So, I account myself extremely lucky that here the power was down for only an hour or so, and even more extremely lucky that the devil-pod tree* did not snap off in winds clocked as high as 100 miles per hour. Nor did any of the other trees, all much in need of thinning: desert willow, Texas ebony, vitex, palo brea, palo verde, yellow oleander, and the moribund ash.
Check out this photo, baldly stolen from ABC News (Channel 15), of a large billboard bent all the way down to the ground! Don’t know how long that link will stay live: it’s worth a visit for the amazing slide show of 185 dramatic photos, among them some stunning shots of lightning.
Our associate editor e-mailed early this morning to say DON’T COME TO CAMPUS! She said trees were down and blocking the way into the building. To get into the office, she had to wade through a six-inch deep puddle. News reports show signals out at several of the major intersections I have to traverse, and so…I believe we’ll be telecommuting today. Unclear whether our offices, which occupy a condemned building (yes) (don’t ask) (it’s better not to know), got any water; I asked her to check, and, having heard nothing, imagine we’re O.K. Hope so. I don’t want to have to traipse two hours through impossible traffic and chaos to deal with that.
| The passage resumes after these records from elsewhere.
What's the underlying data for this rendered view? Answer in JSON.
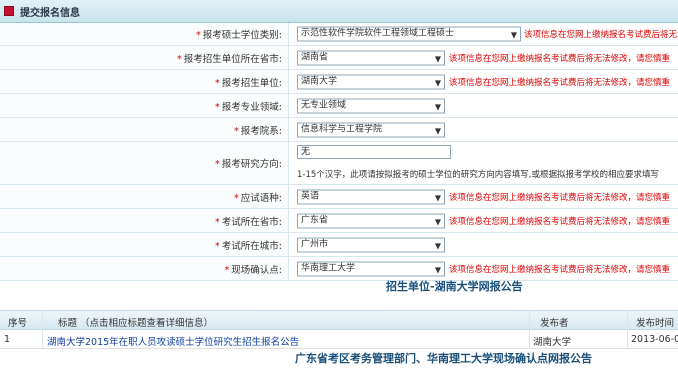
{
  "panel": {
    "title": "提交报名信息"
  },
  "fields": [
    {
      "label": "报考硕士学位类别:",
      "value": "示范性软件学院软件工程领域工程硕士",
      "warning": "该项信息在您网上缴纳报名考试费后将无法修改"
    },
    {
      "label": "报考招生单位所在省市:",
      "value": "湖南省",
      "warning": "该项信息在您网上缴纳报名考试费后将无法修改，请您慎重"
    },
    {
      "label": "报考招生单位:",
      "value": "湖南大学",
      "warning": "该项信息在您网上缴纳报名考试费后将无法修改，请您慎重"
    },
    {
      "label": "报考专业领域:",
      "value": "无专业领域",
      "warning": ""
    },
    {
      "label": "报考院系:",
      "value": "信息科学与工程学院",
      "warning": ""
    },
    {
      "label": "报考研究方向:",
      "value": "无",
      "hint": "1-15个汉字，此项请按拟报考的硕士学位的研究方向内容填写,或根据拟报考学校的相应要求填写"
    },
    {
      "label": "应试语种:",
      "value": "英语",
      "warning": "该项信息在您网上缴纳报名考试费后将无法修改，请您慎重"
    },
    {
      "label": "考试所在省市:",
      "value": "广东省",
      "warning": "该项信息在您网上缴纳报名考试费后将无法修改，请您慎重"
    },
    {
      "label": "考试所在城市:",
      "value": "广州市",
      "warning": ""
    },
    {
      "label": "现场确认点:",
      "value": "华南理工大学",
      "warning": "该项信息在您网上缴纳报名考试费后将无法修改，请您慎重"
    }
  ],
  "announce1": {
    "title": "招生单位-湖南大学网报公告"
  },
  "table": {
    "headers": [
      "序号",
      "标题 （点击相应标题查看详细信息）",
      "发布者",
      "发布时间"
    ],
    "rows": [
      {
        "no": "1",
        "title": "湖南大学2015年在职人员攻读硕士学位研究生招生报名公告",
        "publisher": "湖南大学",
        "date": "2013-06-0"
      }
    ]
  },
  "announce2": {
    "title": "广东省考区考务管理部门、华南理工大学现场确认点网报公告"
  }
}
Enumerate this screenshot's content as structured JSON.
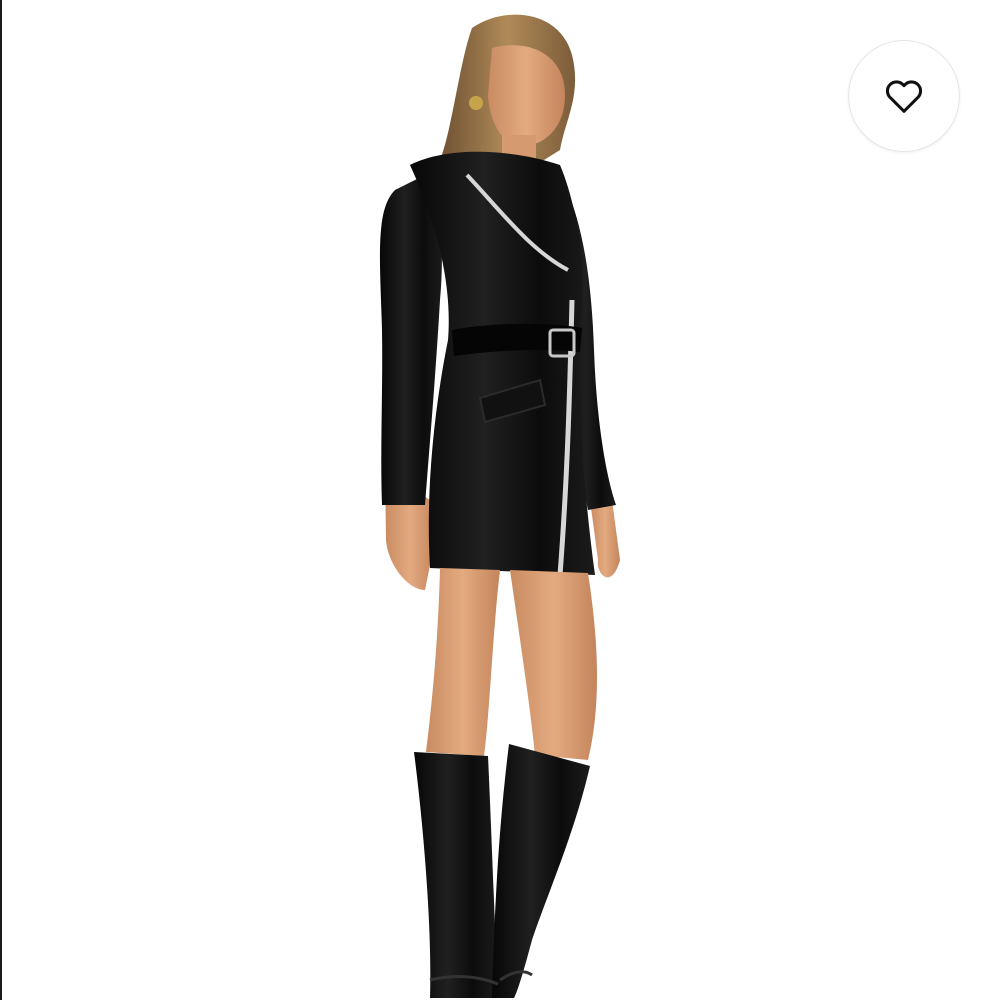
{
  "product": {
    "image_subject": "model-in-black-faux-leather-moto-dress-and-knee-high-boots"
  },
  "actions": {
    "favorite": {
      "icon": "heart-outline-icon",
      "selected": false
    }
  },
  "colors": {
    "background": "#ffffff",
    "icon_stroke": "#111111",
    "button_border": "#e6e6e6",
    "garment": "#111111",
    "skin": "#e0a47a",
    "hair": "#a9804f"
  }
}
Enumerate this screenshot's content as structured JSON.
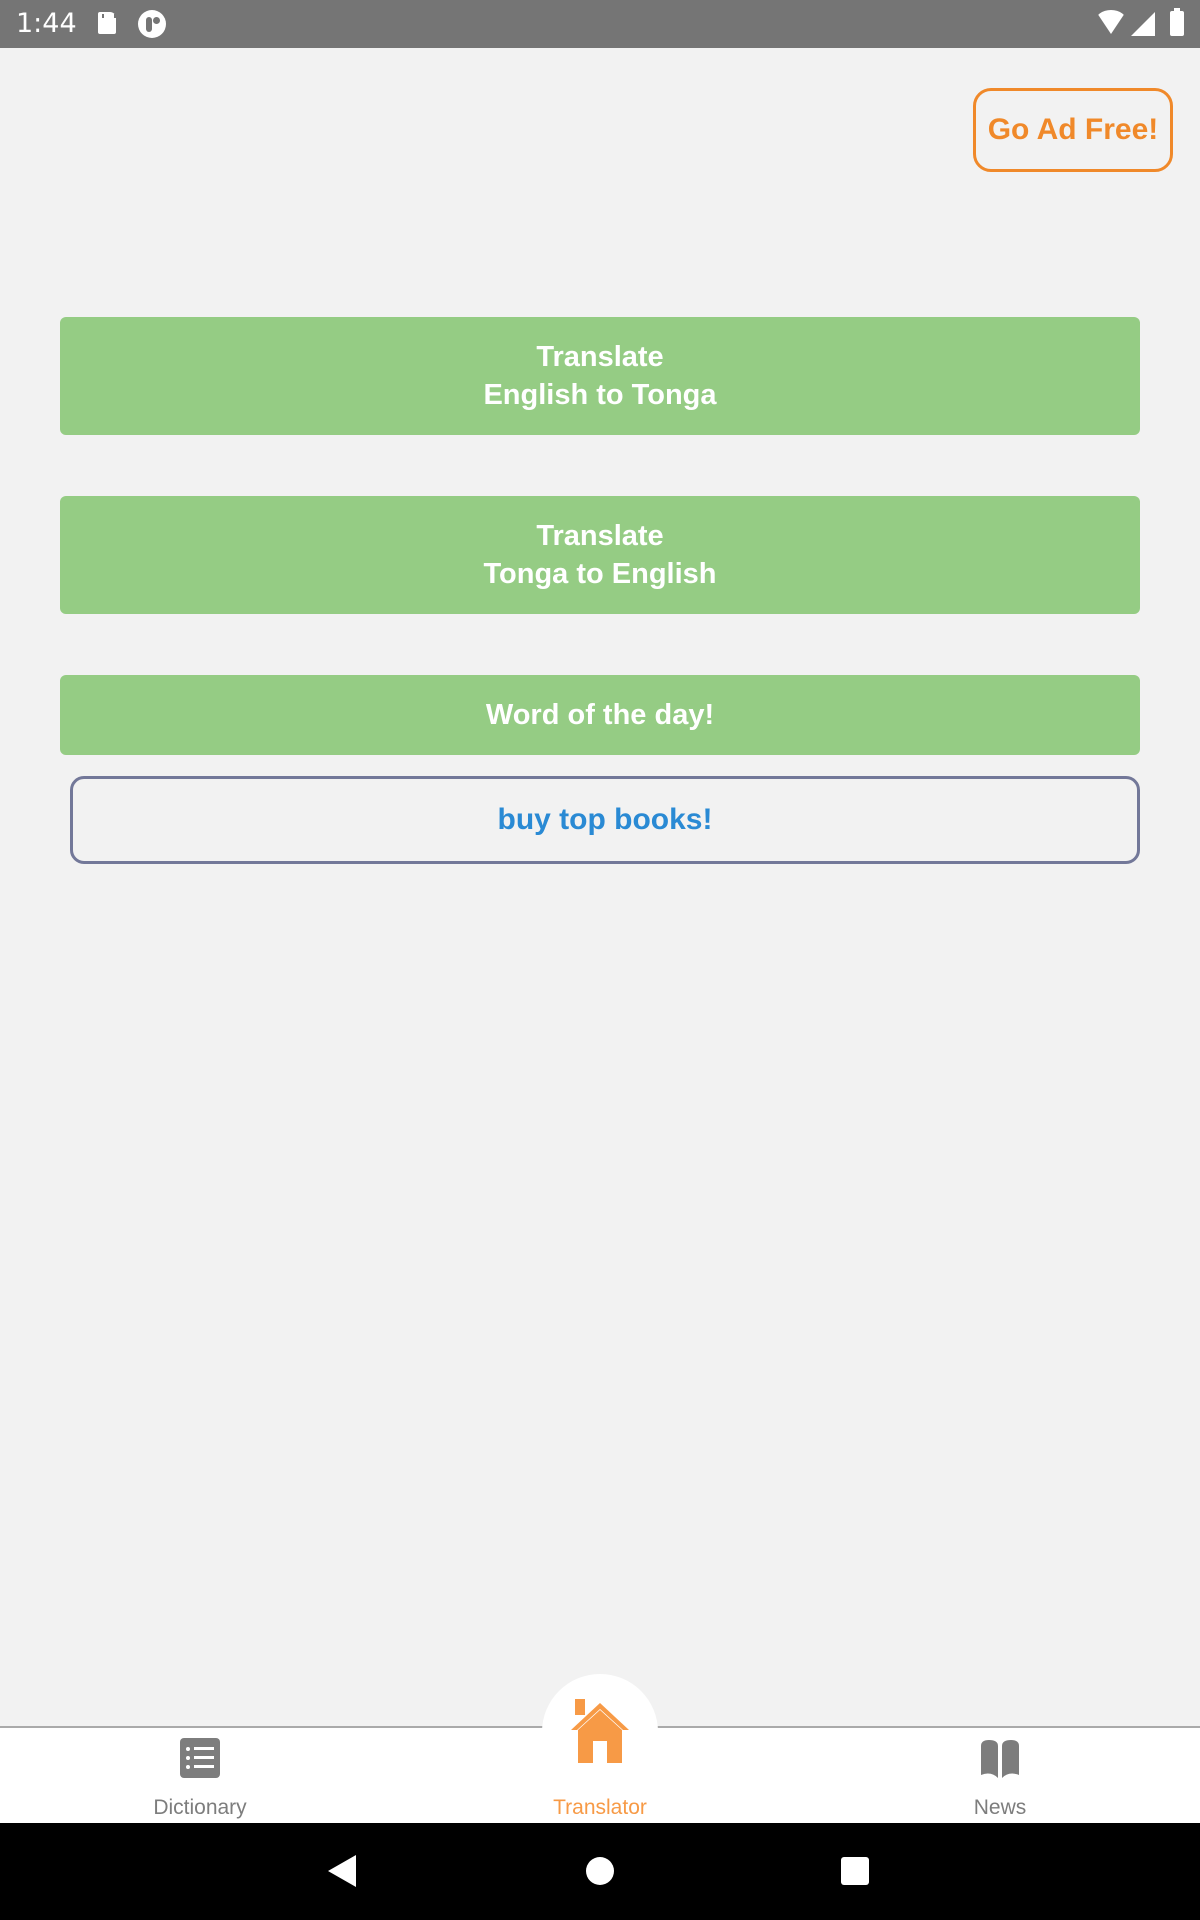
{
  "status_bar": {
    "time": "1:44"
  },
  "header": {
    "ad_free_label": "Go Ad Free!"
  },
  "main": {
    "buttons": [
      {
        "line1": "Translate",
        "line2": "English to Tonga"
      },
      {
        "line1": "Translate",
        "line2": "Tonga to English"
      },
      {
        "line1": "Word of the day!"
      }
    ],
    "books_label": "buy top books!"
  },
  "colors": {
    "accent": "#f79a46",
    "green": "#95cc84",
    "link_blue": "#2a8ad4",
    "ad_orange": "#f0892a"
  },
  "tabbar": {
    "tabs": [
      {
        "label": "Dictionary",
        "icon": "list-icon",
        "active": false
      },
      {
        "label": "Translator",
        "icon": "home-icon",
        "active": true
      },
      {
        "label": "News",
        "icon": "book-open-icon",
        "active": false
      }
    ]
  }
}
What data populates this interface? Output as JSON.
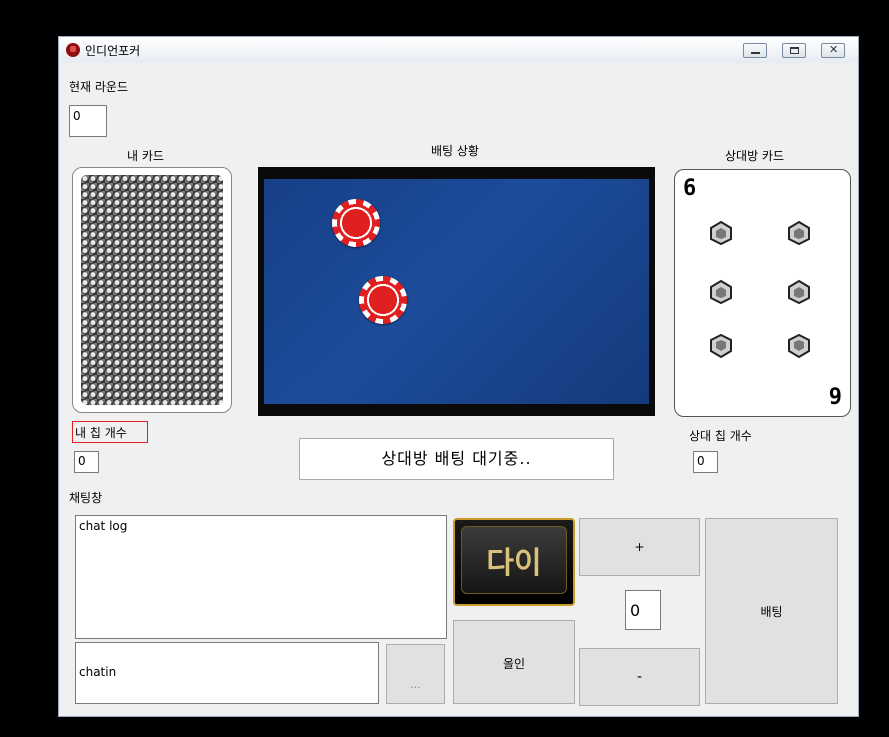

It took about three hours to clean up the back yard, though I hafta admit that a large part of that time was spent cutting back the red salvia that tried unsuccessfully to cannibalize the Myer lemon (salvia 10; lemon 98), the overgrown lavender, and the overwatered, rotting sage plant. Even the aggressive salvia was less than happy: we’ve had so much rain this summer that many of the Mediterranean and xeriscapic plantings I put in the yard are turning to black slime. The pool would have been OK — in fact, probably wouldn’t have needed any extra attention — were it not for the devil-pod tree. I pulled a good bushel of pods, pollen balls, leaves, twigs, and small branches out of the water.
I occasionally consider whether to have the tree taken out. That will cost almost a thousand bucks, on top of the thou’ it will take to remove the dying ash tree in front. Really, only in the summer does the tree turn into a real nuisance. The rest of the year it’s quiescent. On the other hand, I was alarmed enough last night to stay out of the bedroom, where the tree will hit if it decides to fall on the house. The wind came up again after I posted last night’s storm report; Cassie and I ended up sleeping on the living room sofa. Less than perfectly pleasing accommodations.
The tree has some advantages, not the least of which is that its thick foliage forms a privacy barrier between the pool and passers-by on the street. Some members of the public are given to using the shrubbery as their toilet, so…as you can imagine, these are not folks you want peering into the yard. It could take a couple of years or more to get something else to grow big enough to block unwelcome gazers. And it does put some shade on the concrete pad, which functions as a horizontal trombé wall to conduct heat into the bedroom all summer long. Removing the tree would make the bedroom even hotter than it is (which is plenty: it’s the warmest room in the house), jack up the summer power bills, and take a great deal away from the backyard’s privacy.
In terms of making the house affordable for retirement, though, getting rid of that tree might be the best thing to do. It would be one fewer tree that needs a professional to thin and groom it every year or eighteen months. Last year I spent about $750 on tree care, all of which needs to be repeated right now. And Matt didn’t even touch the devil-pod tree. Who knows what he’ll charge this year? If I’m to stay in this house, I’ll have to cut the costs of yard maintenance somehow.
* Satan and Proserpine, the previous owners of the House from Hell, planted this tree directly upwind from the swimming pool. They claimed it’s a weeping acacia. Unlikely. Whatever it is, the thing is a good forty feet tall, a height it has attained mostly in the five years since I moved in, and “low litter” is not the operative term: it drops leaves, twigs, pollen puffballs, and seed pods that stain the CoolDeck and the pool’s plaster. This was not a pair who understood much about plants: they thought the two(!) sissou trees they stuck in the front yard would never get taller than about 15 or 20 feet.